|Name||Dixons Allerton Academy|
|Ofsted Inspection Rating||Good|
|Inspection Date||05 March 2019|
|Address||Rhodesway, Bradford, West Yorkshire, BD8 0DH|
|Religious Character||Does Not Apply|
|Number of Pupils||1842 (56% boys 44% girls)|
|Number of Pupils per Teacher||14.3|
|Academy Sponsor||Dixons Academies Charitable Trust Ltd|
|Percentage Free School Meals||20.5%|
|Percentage English is Not First Language||61.5%|
Information about this school
Dixons Allerton Academy is an all-though school and is part of Dixons Academy Charitable Trust. Responsibility for the school lies with the board of trustees. The school operates a local governing body. The structure of the trust’s governance can be found on the trust’s website. The chair of the local governing body is also a member of the board of trustees. The school is led by the principal, a head of secondary and a head of primary. The school currently educates pupils from Nursery to Year 5 in the primary phase. By September 2019, the school will have its first Year 6 cohort of pupils. The proportion of disadvantaged pupils is above the national average. The proportion of pupils who speak English as an additional language is above the national average. The proportion of pupils with SEND is slightly above the national average. A small number of secondary-phase pupils attend alternative education provision at Bradford Central Pupil Referral Unit, Bradford College, Prism, the Himmat Centre and the Skills and Training Centre.

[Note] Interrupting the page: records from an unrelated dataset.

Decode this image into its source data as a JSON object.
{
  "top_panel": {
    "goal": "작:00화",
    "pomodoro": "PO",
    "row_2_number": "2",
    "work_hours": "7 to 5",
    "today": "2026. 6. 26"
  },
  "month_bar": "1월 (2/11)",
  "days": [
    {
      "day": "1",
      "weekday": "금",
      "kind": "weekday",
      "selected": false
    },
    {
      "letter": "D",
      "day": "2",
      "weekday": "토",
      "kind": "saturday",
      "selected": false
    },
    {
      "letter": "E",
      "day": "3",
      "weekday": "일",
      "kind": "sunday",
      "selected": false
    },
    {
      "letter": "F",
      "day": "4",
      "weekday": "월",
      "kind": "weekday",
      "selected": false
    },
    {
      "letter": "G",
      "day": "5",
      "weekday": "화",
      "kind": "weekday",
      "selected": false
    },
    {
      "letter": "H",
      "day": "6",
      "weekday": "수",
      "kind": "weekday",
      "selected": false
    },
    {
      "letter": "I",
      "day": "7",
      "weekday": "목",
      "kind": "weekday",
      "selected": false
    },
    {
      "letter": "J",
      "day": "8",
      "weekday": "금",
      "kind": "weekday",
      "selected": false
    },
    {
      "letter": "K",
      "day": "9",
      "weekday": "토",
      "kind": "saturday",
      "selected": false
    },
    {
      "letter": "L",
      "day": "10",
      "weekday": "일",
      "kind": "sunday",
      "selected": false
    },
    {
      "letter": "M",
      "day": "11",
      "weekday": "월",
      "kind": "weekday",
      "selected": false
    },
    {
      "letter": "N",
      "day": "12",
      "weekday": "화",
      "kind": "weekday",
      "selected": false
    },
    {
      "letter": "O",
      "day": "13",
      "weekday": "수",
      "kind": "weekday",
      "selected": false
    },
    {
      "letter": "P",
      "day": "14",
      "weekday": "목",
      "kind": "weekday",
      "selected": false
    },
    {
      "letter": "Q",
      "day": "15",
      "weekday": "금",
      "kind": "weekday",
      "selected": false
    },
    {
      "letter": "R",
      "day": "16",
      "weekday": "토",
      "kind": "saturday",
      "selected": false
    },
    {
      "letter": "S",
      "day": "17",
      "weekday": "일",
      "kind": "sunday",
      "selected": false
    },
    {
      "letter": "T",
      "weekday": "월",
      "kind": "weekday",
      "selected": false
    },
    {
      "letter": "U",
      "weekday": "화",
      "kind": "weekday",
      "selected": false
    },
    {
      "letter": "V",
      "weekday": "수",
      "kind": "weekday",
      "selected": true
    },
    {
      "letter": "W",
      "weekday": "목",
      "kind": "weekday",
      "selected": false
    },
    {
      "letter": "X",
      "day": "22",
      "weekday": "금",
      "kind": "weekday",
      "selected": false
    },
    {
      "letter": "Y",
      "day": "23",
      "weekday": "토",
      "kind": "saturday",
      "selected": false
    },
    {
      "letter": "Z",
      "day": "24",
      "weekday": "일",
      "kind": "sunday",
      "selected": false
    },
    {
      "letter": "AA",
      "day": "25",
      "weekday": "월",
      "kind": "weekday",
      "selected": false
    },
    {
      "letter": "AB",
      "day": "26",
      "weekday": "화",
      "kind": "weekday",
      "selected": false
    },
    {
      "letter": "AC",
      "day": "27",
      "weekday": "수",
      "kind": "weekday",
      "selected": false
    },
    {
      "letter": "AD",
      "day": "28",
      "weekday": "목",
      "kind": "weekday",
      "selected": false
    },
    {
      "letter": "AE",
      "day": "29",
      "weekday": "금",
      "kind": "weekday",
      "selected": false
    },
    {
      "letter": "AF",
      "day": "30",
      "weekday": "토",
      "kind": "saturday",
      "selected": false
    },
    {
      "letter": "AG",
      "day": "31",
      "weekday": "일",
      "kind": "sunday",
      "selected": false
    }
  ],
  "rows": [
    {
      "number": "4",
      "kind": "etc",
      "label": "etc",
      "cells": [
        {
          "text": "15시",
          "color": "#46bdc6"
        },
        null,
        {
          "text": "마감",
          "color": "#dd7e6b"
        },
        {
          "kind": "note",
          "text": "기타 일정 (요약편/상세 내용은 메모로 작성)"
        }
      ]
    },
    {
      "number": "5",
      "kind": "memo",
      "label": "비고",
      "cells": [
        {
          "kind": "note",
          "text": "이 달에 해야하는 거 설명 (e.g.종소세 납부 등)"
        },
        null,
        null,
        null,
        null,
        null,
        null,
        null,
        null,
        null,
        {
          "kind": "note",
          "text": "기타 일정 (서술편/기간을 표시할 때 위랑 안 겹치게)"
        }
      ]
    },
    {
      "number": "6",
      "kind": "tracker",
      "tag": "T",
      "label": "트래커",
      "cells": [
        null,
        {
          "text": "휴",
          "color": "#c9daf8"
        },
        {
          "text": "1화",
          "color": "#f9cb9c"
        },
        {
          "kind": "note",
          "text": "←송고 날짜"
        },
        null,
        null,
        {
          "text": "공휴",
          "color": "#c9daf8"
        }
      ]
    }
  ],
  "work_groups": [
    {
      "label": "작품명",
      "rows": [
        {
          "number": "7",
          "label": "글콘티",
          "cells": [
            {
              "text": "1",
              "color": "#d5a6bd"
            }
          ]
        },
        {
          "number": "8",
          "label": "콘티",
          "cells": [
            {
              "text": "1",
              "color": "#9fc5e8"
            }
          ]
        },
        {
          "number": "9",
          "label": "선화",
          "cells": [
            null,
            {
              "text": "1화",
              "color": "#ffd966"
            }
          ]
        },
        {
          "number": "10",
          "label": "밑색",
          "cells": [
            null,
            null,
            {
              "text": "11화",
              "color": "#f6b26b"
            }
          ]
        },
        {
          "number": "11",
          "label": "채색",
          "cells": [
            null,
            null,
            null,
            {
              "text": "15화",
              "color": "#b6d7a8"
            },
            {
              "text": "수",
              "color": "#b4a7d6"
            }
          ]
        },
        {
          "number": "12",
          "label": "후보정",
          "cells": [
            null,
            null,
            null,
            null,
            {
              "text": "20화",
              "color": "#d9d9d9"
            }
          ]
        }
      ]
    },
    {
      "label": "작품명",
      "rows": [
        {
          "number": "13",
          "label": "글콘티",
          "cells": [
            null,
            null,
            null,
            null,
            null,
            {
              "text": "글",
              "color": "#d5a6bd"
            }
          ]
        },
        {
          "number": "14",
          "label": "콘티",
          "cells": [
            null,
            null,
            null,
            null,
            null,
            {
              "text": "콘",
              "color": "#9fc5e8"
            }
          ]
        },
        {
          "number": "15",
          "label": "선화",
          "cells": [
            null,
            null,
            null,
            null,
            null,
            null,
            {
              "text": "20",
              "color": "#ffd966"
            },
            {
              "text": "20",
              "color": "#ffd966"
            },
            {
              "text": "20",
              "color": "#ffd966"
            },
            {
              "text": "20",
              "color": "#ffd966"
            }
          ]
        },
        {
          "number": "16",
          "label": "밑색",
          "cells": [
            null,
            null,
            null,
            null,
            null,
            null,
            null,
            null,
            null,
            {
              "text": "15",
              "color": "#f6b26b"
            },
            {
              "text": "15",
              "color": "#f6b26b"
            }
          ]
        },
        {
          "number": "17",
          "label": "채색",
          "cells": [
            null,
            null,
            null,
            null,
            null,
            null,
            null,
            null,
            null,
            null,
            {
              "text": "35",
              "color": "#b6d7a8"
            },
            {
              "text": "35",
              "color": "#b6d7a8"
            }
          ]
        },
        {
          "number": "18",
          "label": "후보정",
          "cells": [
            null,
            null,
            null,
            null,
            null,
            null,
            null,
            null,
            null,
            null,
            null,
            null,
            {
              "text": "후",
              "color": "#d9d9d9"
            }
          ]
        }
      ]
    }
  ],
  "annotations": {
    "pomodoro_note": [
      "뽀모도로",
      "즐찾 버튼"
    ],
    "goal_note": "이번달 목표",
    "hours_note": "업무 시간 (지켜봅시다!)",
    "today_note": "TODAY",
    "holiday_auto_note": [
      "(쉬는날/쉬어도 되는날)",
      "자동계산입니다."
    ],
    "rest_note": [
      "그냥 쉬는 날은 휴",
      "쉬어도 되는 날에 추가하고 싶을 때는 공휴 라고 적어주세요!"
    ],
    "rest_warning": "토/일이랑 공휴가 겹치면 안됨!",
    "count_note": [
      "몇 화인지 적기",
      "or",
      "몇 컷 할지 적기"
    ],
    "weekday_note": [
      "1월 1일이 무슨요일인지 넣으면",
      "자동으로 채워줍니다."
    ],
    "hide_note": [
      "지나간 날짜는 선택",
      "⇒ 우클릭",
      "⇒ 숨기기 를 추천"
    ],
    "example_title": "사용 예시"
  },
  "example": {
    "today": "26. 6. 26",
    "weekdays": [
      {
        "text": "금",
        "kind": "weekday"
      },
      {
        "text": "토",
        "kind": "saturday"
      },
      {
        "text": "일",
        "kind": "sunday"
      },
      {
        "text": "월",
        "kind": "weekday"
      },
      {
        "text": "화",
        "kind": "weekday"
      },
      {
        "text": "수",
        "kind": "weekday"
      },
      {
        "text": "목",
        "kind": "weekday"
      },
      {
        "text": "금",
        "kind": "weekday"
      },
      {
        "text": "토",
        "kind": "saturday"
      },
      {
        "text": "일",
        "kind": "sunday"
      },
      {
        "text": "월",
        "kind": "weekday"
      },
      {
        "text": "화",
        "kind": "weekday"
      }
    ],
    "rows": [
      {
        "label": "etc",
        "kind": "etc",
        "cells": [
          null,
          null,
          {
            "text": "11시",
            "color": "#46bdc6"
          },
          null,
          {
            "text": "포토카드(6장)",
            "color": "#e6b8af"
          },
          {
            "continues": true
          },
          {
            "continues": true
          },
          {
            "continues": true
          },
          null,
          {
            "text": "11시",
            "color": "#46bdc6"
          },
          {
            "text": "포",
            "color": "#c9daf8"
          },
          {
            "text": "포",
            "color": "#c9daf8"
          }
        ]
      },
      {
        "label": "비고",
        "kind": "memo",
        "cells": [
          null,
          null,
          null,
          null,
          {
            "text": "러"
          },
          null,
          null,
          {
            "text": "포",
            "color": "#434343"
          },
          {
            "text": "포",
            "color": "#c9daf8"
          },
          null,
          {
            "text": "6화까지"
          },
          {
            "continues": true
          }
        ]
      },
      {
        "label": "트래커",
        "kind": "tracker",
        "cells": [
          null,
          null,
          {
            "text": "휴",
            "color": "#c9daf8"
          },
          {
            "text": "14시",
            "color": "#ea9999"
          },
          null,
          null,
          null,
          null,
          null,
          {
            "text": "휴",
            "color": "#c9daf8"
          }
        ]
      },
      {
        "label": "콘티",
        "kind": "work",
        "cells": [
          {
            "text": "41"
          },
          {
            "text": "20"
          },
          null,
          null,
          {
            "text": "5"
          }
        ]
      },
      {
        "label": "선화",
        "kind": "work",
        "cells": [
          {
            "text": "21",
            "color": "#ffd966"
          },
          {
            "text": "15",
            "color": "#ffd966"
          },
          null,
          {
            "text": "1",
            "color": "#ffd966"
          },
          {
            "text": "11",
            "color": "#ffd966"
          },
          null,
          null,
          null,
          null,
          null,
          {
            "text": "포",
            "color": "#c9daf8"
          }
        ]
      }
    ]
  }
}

Summary of key findings for parents and pupils
This is a good school The clear vision set by the principal permeates the school and is shared by pupils and staff. Effective action by leaders, including governors, and support from the trust have resulted in improvements to many aspects of the school. Robust checks by leaders on the quality of teaching and effective professional development for staff have resulted in good teaching across the school. Staff morale is high. Staff feel that leaders support them and consider their well-being. Pupils’ outcomes have improved since the previous inspection. Pupils, including those with special educational needs and/or disabilities (SEND) and those who are disadvantaged, make good progress across most subjects in the curriculum. Children in the early years are happy at school and are cared for well. They make good progress. Most pupils demonstrate positive attitudes towards their learning and are proud of their school. Pupils typically have good levels of attendance and behave well. Sixth-form students make good progress because : of effective teaching. However, leaders acknowledge the need to strengthen the personal development programme further in the sixth form. Although improving, the quality of teaching, learning and assessment in humanities in the secondary phase does not match the stronger teaching in other subjects. Until very recently, the trust and the school’s most senior leaders have not had effective strategic oversight of pupils who leave the school because : their parents and carers have chosen to educate them at home.